Whenever I’m in internet-land and I come across a recipe that looks awesome but I don’t really want to make/don’t have the ingredients for at any given time I save them to a bookmarks folder so I don’t forget about them. It also, at least in theory, helps me not get too stuck when new recipe day rolls around and I’m not inspired. This was one of those weeks, so when flipping through my folder, I found Tomato Crostata with Honey-Thyme Glaze, and was like sold! I actually followed the recipe pretty closely, just a few adjustments here and there.
1 cup flour
1/3 cup cornmeal
1/3 cup parmesan cheese
7 tablespoons butter
Mix the flour, cornmeal and parmesan in a bowl. Cut the butter into chunks and cut into the dry ingredients. If you don’t have a pastry cutter, a fork works extremely well too. Once the butter is in fairly small bits and well-incorporated, add water a little at a time. Mix as you go until a cohesive dough ball forms.

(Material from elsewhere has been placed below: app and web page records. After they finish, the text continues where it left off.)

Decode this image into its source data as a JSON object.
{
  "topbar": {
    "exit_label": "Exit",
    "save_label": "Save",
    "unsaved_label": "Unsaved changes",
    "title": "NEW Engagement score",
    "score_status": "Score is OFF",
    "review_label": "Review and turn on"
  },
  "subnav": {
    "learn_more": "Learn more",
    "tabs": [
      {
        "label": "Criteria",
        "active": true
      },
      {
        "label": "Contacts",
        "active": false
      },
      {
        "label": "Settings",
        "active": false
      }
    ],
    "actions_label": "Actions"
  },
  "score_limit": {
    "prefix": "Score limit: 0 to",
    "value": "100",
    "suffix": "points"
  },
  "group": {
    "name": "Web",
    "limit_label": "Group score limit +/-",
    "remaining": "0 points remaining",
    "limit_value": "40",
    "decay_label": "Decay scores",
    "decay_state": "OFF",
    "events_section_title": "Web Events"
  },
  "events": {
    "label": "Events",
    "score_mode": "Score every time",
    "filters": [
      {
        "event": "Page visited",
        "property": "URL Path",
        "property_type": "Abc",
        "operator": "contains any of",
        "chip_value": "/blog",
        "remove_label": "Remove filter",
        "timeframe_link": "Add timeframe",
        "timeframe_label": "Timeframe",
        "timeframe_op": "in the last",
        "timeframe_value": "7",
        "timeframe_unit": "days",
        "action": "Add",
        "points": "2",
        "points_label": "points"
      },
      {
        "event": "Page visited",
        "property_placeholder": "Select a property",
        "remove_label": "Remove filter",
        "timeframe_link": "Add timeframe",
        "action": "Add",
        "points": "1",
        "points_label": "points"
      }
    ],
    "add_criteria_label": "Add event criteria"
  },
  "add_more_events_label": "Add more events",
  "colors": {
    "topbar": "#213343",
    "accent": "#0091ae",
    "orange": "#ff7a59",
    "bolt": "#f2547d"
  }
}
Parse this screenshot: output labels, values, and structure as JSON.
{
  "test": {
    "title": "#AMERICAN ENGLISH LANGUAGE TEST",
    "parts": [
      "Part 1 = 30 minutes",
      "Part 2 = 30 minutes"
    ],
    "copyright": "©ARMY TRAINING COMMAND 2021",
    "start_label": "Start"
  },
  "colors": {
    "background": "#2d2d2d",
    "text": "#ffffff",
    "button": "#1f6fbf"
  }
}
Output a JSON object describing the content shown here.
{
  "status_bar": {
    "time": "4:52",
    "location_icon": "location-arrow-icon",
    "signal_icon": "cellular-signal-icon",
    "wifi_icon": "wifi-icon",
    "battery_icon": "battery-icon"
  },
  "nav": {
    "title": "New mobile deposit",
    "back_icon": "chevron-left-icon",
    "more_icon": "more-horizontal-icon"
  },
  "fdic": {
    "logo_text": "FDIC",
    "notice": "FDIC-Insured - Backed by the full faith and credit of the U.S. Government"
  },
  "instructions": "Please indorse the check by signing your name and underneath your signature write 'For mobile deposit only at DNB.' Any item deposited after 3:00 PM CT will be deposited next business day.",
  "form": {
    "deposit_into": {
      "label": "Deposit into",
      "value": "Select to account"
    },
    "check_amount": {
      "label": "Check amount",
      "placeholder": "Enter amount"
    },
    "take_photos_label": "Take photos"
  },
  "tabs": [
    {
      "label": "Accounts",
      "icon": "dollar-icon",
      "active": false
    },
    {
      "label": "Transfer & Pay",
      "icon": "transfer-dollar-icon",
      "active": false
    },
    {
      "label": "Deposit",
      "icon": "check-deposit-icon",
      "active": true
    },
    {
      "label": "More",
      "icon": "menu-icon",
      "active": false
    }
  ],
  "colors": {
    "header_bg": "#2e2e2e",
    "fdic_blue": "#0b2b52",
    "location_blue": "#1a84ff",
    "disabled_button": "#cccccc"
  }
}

Cover in plastic wrap and set aside
Filling and glaze
3 large cloves garlic, minced
2 tablespoons white wine vinegar
1 tablespoon honey
1/2 tsp dried thyme
4 medium-sized tomatoes, sliced
grated cheese, either cheddar or gouda preferably
Mince the garlic and saute in some olive oil until it has browned, and then set it aside. Put the vinegar, honey, and thyme into a small saucepan and simmer it for a few minutes – like 5 or so. Then set aside (warning, you won’t use all of it so you can either save it for later, or make a smaller amount. Then you assemble everything. You can make this as one big crostada, or a 2 little ones – I made 2 little ones. Roll out the dough to the desired size. Brush with the honey-thyme glaze. Add the tomatoes, leaving some space at the edge in a somewhat overlapping circle and brush them with more of the glaze. Then add the garlic, a little salt, and the cheese. Fold the edges of the tart over or up a bit, and then I sprinkled just a little more of the glaze. Bake at 425 until golden – around 30 minutes give or take.
This is my fav current tomato tart. Don’t get me wrong, I made a pretty good roasted tomato one a while back, but I like this one more. It’s also a bit on the sweet side, which is fun if you are me and have an insatiable sweet tooth. It does get a bit juicy when baking, but that’s not really a major problem in my book. I served this with a white bordeaux. I have a soft spot for white bordeaux and have excellent experience with most bottles in the $10-15 range. I think rose would probably be too fruity with this dish, but most white wines would probably work. Song of the week: What’s Up by 4 Non Blondes. I binged Sense8 over the weekend (and you should too btw) and one of my favorite scenes involved this song. Combine that with a lot of emotional angst in my real life and you have the perfect song for my week.